Every single entry needs to appear again exactly as given.

* Stored items
• • •

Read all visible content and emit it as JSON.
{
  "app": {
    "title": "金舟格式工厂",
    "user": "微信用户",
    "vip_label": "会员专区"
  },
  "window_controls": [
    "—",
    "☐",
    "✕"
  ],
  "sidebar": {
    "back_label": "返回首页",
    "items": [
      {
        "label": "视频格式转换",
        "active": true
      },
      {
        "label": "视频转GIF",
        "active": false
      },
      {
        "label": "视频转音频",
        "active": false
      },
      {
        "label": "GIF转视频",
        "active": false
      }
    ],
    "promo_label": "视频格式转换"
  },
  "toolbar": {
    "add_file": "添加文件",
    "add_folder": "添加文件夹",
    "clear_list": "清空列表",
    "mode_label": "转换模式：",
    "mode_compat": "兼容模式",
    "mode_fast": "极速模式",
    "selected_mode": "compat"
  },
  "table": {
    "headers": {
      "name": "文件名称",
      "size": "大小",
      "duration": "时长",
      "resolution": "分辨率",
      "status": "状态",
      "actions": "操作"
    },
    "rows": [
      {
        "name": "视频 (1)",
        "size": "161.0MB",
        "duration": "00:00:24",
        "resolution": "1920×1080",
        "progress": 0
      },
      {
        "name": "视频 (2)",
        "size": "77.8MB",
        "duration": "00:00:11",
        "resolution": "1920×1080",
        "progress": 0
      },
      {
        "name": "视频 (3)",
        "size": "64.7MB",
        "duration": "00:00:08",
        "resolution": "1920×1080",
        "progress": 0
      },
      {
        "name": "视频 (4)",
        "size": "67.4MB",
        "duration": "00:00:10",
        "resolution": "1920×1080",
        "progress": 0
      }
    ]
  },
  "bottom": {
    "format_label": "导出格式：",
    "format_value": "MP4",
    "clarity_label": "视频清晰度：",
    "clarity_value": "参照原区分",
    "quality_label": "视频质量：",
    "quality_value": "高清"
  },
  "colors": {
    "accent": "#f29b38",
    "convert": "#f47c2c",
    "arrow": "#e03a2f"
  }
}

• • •

* EXERCISE ANSWER
Read all visible content and emit it as JSON.
{
  "app": {
    "title": "金舟格式工厂",
    "user": "微信用户",
    "vip_label": "会员专区"
  },
  "window_controls": [
    "—",
    "☐",
    "✕"
  ],
  "sidebar": {
    "back_label": "返回首页",
    "items": [
      {
        "label": "视频格式转换",
        "active": true
      },
      {
        "label": "视频转GIF",
        "active": false
      },
      {
        "label": "视频转音频",
        "active": false
      },
      {
        "label": "GIF转视频",
        "active": false
      }
    ],
    "promo_label": "视频格式转换"
  },
  "toolbar": {
    "add_file": "添加文件",
    "add_folder": "添加文件夹",
    "clear_list": "清空列表",
    "mode_label": "转换模式：",
    "mode_compat": "兼容模式",
    "mode_fast": "极速模式",
    "selected_mode": "compat"
  },
  "table": {
    "headers": {
      "name": "文件名称",
      "size": "大小",
      "duration": "时长",
      "resolution": "分辨率",
      "status": "状态",
      "actions": "操作"
    },
    "rows": [
      {
        "name": "视频 (1)",
        "size": "161.0MB",
        "duration": "00:00:24",
        "resolution": "1920×1080",
        "progress": 0
      },
      {
        "name": "视频 (2)",
        "size": "77.8MB",
        "duration": "00:00:11",
        "resolution": "1920×1080",
        "progress": 0
      },
      {
        "name": "视频 (3)",
        "size": "64.7MB",
        "duration": "00:00:08",
        "resolution": "1920×1080",
        "progress": 0
      },
      {
        "name": "视频 (4)",
        "size": "67.4MB",
        "duration": "00:00:10",
        "resolution": "1920×1080",
        "progress": 0
      }
    ]
  },
  "bottom": {
    "format_label": "导出格式：",
    "format_value": "MP4",
    "clarity_label": "视频清晰度：",
    "clarity_value": "参照原区分",
    "quality_label": "视频质量：",
    "quality_value": "高清"
  },
  "colors": {
    "accent": "#f29b38",
    "convert": "#f47c2c",
    "arrow": "#e03a2f"
  }
}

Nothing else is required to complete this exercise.